The Neuroscience Department has a very strong basic science research component, with a diverse portfolio of research programs and approaches. This is an ideal basis for the 21st-century challenge of understanding normal and diseased brain function. Additionally, several laboratories have strong links to clinical programs and host clinician-scientists. The Department offers a collaborative environment in which multidisciplinary and multiscale approaches provide fertile ground for identifying new mechanisms of neurological disorders. Our expertise ranges from molecular (atomic), genetic, cellular, and circuit levels to whole organism behavioral, and also clinical levels. To achieve this multiscale approach, members of the Department have backgrounds from many disciplines: biology (genetics, molecular and cellular), physics, statistics, computer science, and medicine.

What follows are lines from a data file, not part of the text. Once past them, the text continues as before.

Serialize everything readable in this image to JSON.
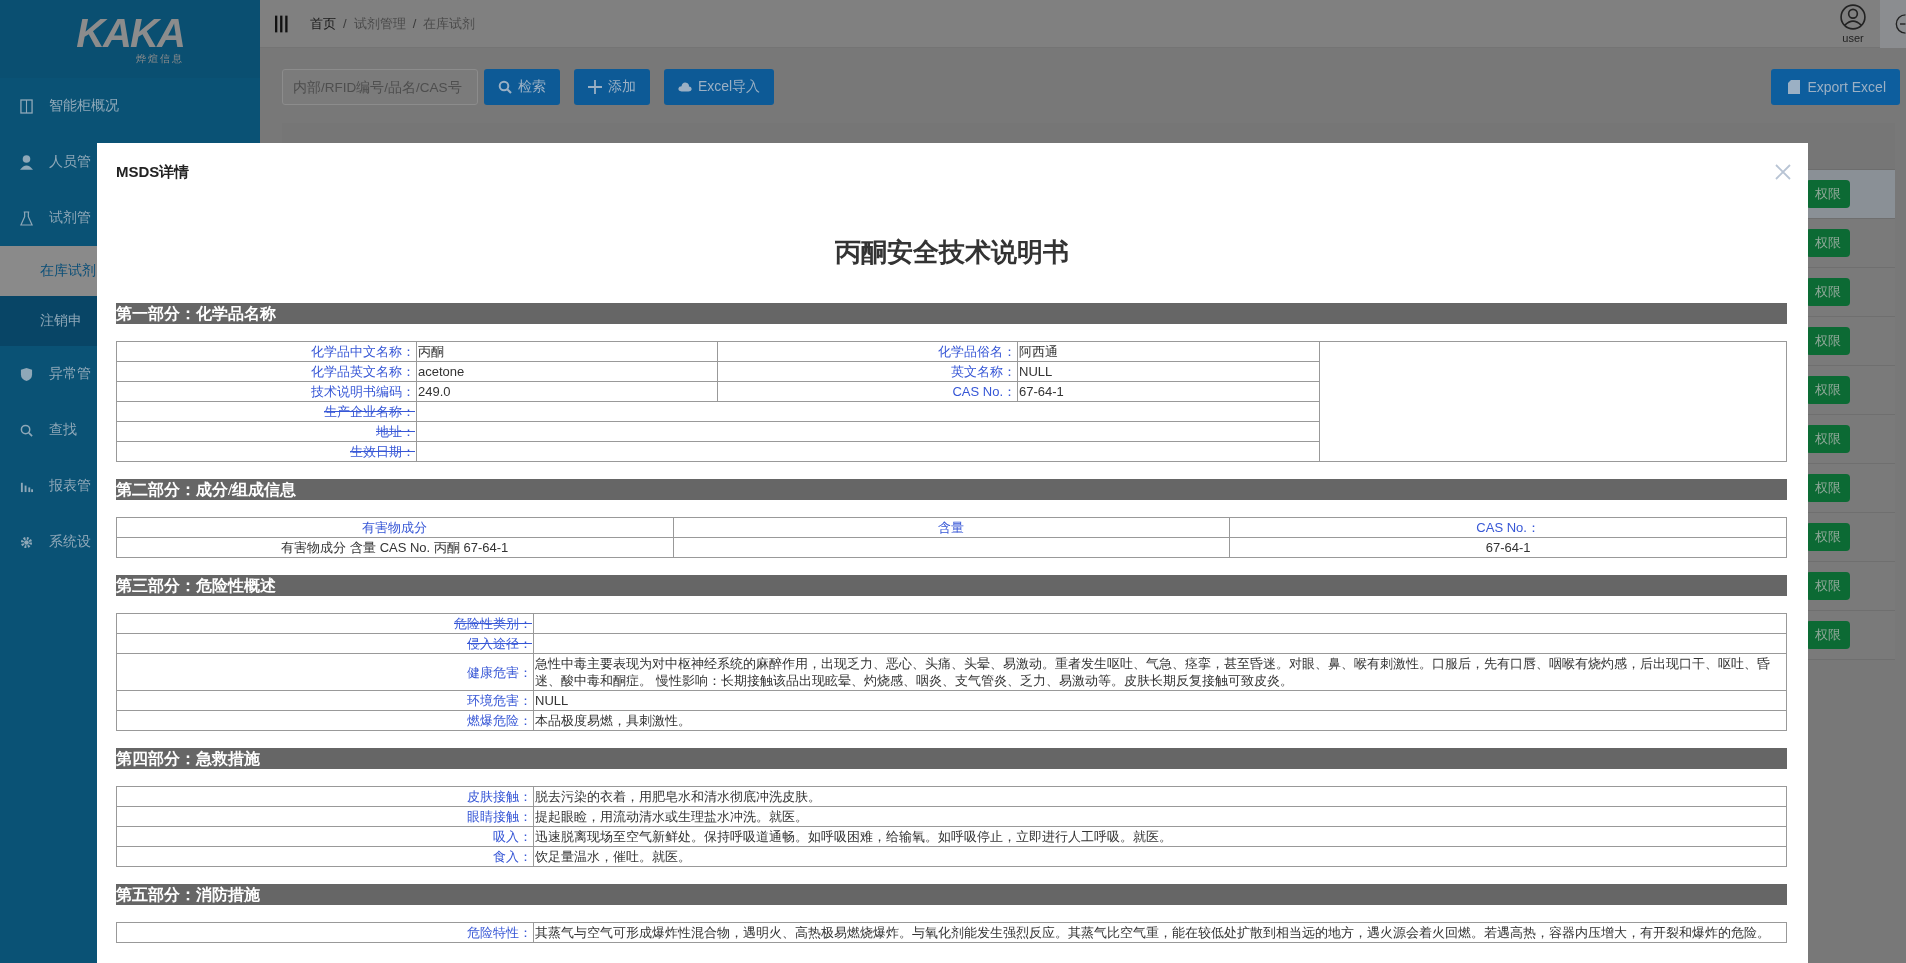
{
  "sidebar": {
    "logo": "KAKA",
    "logo_sub": "烨煊信息",
    "items": [
      {
        "label": "智能柜概况",
        "kind": "item",
        "selected": false
      },
      {
        "label": "人员管",
        "kind": "item",
        "selected": false
      },
      {
        "label": "试剂管",
        "kind": "item",
        "selected": false
      },
      {
        "label": "在库试剂",
        "kind": "sub",
        "selected": true
      },
      {
        "label": "注销申",
        "kind": "sub",
        "selected": false
      },
      {
        "label": "异常管",
        "kind": "item",
        "selected": false
      },
      {
        "label": "查找",
        "kind": "item",
        "selected": false
      },
      {
        "label": "报表管",
        "kind": "item",
        "selected": false
      },
      {
        "label": "系统设",
        "kind": "item",
        "selected": false
      }
    ]
  },
  "header": {
    "breadcrumb": [
      "首页",
      "试剂管理",
      "在库试剂"
    ],
    "separator": "/",
    "user": "user"
  },
  "toolbar": {
    "search_placeholder": "内部/RFID编号/品名/CAS号",
    "buttons": [
      {
        "label": "检索",
        "kind": "search"
      },
      {
        "label": "添加",
        "kind": "add"
      },
      {
        "label": "Excel导入",
        "kind": "upload"
      }
    ],
    "export": "Export Excel"
  },
  "table": {
    "rows": [
      {
        "action": "权限",
        "selected": true
      },
      {
        "action": "权限",
        "selected": false
      },
      {
        "action": "权限",
        "selected": false
      },
      {
        "action": "权限",
        "selected": false
      },
      {
        "action": "权限",
        "selected": false
      },
      {
        "action": "权限",
        "selected": false
      },
      {
        "action": "权限",
        "selected": false
      },
      {
        "action": "权限",
        "selected": false
      },
      {
        "action": "权限",
        "selected": false
      },
      {
        "action": "权限",
        "selected": false
      }
    ]
  },
  "modal": {
    "title": "MSDS详情",
    "doc_title": "丙酮安全技术说明书",
    "sections": [
      {
        "title": "第一部分：化学品名称",
        "kind": "grid",
        "rows": [
          {
            "struck": false,
            "cells": [
              {
                "label": "化学品中文名称：",
                "value": "丙酮"
              },
              {
                "label": "化学品俗名：",
                "value": "阿西通"
              }
            ]
          },
          {
            "struck": false,
            "cells": [
              {
                "label": "化学品英文名称：",
                "value": "acetone"
              },
              {
                "label": "英文名称：",
                "value": "NULL"
              }
            ]
          },
          {
            "struck": false,
            "cells": [
              {
                "label": "技术说明书编码：",
                "value": "249.0"
              },
              {
                "label": "CAS No.：",
                "value": "67-64-1"
              }
            ]
          },
          {
            "struck": true,
            "cells": [
              {
                "label": "生产企业名称："
              }
            ]
          },
          {
            "struck": true,
            "cells": [
              {
                "label": "地址："
              }
            ]
          },
          {
            "struck": true,
            "cells": [
              {
                "label": "生效日期："
              }
            ]
          }
        ]
      },
      {
        "title": "第二部分：成分/组成信息",
        "kind": "columns",
        "header": [
          "有害物成分",
          "含量",
          "CAS No.："
        ],
        "rows": [
          [
            "有害物成分 含量 CAS No. 丙酮 67-64-1",
            null,
            "67-64-1"
          ]
        ]
      },
      {
        "title": "第三部分：危险性概述",
        "kind": "fields",
        "rows": [
          {
            "label": "危险性类别：",
            "struck": true
          },
          {
            "label": "侵入途径：",
            "struck": true
          },
          {
            "label": "健康危害：",
            "struck": false,
            "value": "急性中毒主要表现为对中枢神经系统的麻醉作用，出现乏力、恶心、头痛、头晕、易激动。重者发生呕吐、气急、痉挛，甚至昏迷。对眼、鼻、喉有刺激性。口服后，先有口唇、咽喉有烧灼感，后出现口干、呕吐、昏迷、酸中毒和酮症。 慢性影响：长期接触该品出现眩晕、灼烧感、咽炎、支气管炎、乏力、易激动等。皮肤长期反复接触可致皮炎。"
          },
          {
            "label": "环境危害：",
            "struck": false,
            "value": "NULL"
          },
          {
            "label": "燃爆危险：",
            "struck": false,
            "value": "本品极度易燃，具刺激性。"
          }
        ]
      },
      {
        "title": "第四部分：急救措施",
        "kind": "fields",
        "rows": [
          {
            "label": "皮肤接触：",
            "struck": false,
            "value": "脱去污染的衣着，用肥皂水和清水彻底冲洗皮肤。"
          },
          {
            "label": "眼睛接触：",
            "struck": false,
            "value": "提起眼睑，用流动清水或生理盐水冲洗。就医。"
          },
          {
            "label": "吸入：",
            "struck": false,
            "value": "迅速脱离现场至空气新鲜处。保持呼吸道通畅。如呼吸困难，给输氧。如呼吸停止，立即进行人工呼吸。就医。"
          },
          {
            "label": "食入：",
            "struck": false,
            "value": "饮足量温水，催吐。就医。"
          }
        ]
      },
      {
        "title": "第五部分：消防措施",
        "kind": "fields",
        "rows": [
          {
            "label": "危险特性：",
            "struck": false,
            "value": "其蒸气与空气可形成爆炸性混合物，遇明火、高热极易燃烧爆炸。与氧化剂能发生强烈反应。其蒸气比空气重，能在较低处扩散到相当远的地方，遇火源会着火回燃。若遇高热，容器内压增大，有开裂和爆炸的危险。"
          }
        ]
      }
    ]
  }
}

Our research programs broadly address the neural basis of sensory perception, motivation and reward, decision-making, learning, and memory. The principal clinical applications encompass neurological, psychiatric, and neurodegenerative disorders: with projects specifically addressing autism spectrum disorders, learning disabilities, schizophrenia, mood disorders, Alzheimer’s disease, age-related cognitive decline, addiction. We believe that such an integrated basic research approach along with strong clinical collaborations, including embedded clinicians, provides an essential environment for tackling diseases of the most complex organ of the human body, the brain.
Our mission and aim
- To understand the molecular, cellular, and network mechanisms that shape dynamic connectivity within the brain and result in learning, memory, sensory perception, social communication, and cognition.
- To understand how genetic, epigenetic, and environmental factors individually and collectively shape dynamic brain connectivity and result in neurological and psychiatric disorders.
- To understand the interactions between the brain and other organs and systems within the body, like the microbiome and the immune system.
- To develop pharmacological and genetic tools for preventing/alleviating/curing peripheral and central neuronal circuit deficits.
- To leverage computational approaches for analyzing and modeling brain connectivity.
Main areas of expertise of the department
Our Department develops approaches to analyze how electrical, biochemical, and mechanical signals are produced and stored in neurons and neural networks to create and represent information. We are also committed to understanding, using a dual experimental and theoretical approach, how the activity of brain circuits generates behavioral responses. To this end, it is working on molecular, cellular, and behavioral strategies to understand the fundamental principles of brain function and its alteration in brain diseases.
Open to the general public
Round tables are organized and moderated by the Neuroscience Department. The very essence of these round tables is that they are open to the general public, making the most recent scientific results in neuroscience accessible to them. Their aim is to present these results, their interpretations, their limits, and the exploration of new therapeutic solutions with regards to the numerous pathologies of the nervous system. These round tables are intended to be interdisciplinary, not only in the biomedical fields but also beyond by inviting speakers from all sectors of our society. We invite the general public to come and dialogue with scientists, teachers, sociologists, philosophers, politicians, etc., on the new societal challenges posed by the new means of observing and acting on the human brain. These discussions are intended to be open and without dogma because “knowledge must bring people together without ever becoming totalitarian” (Paul Ricoeur).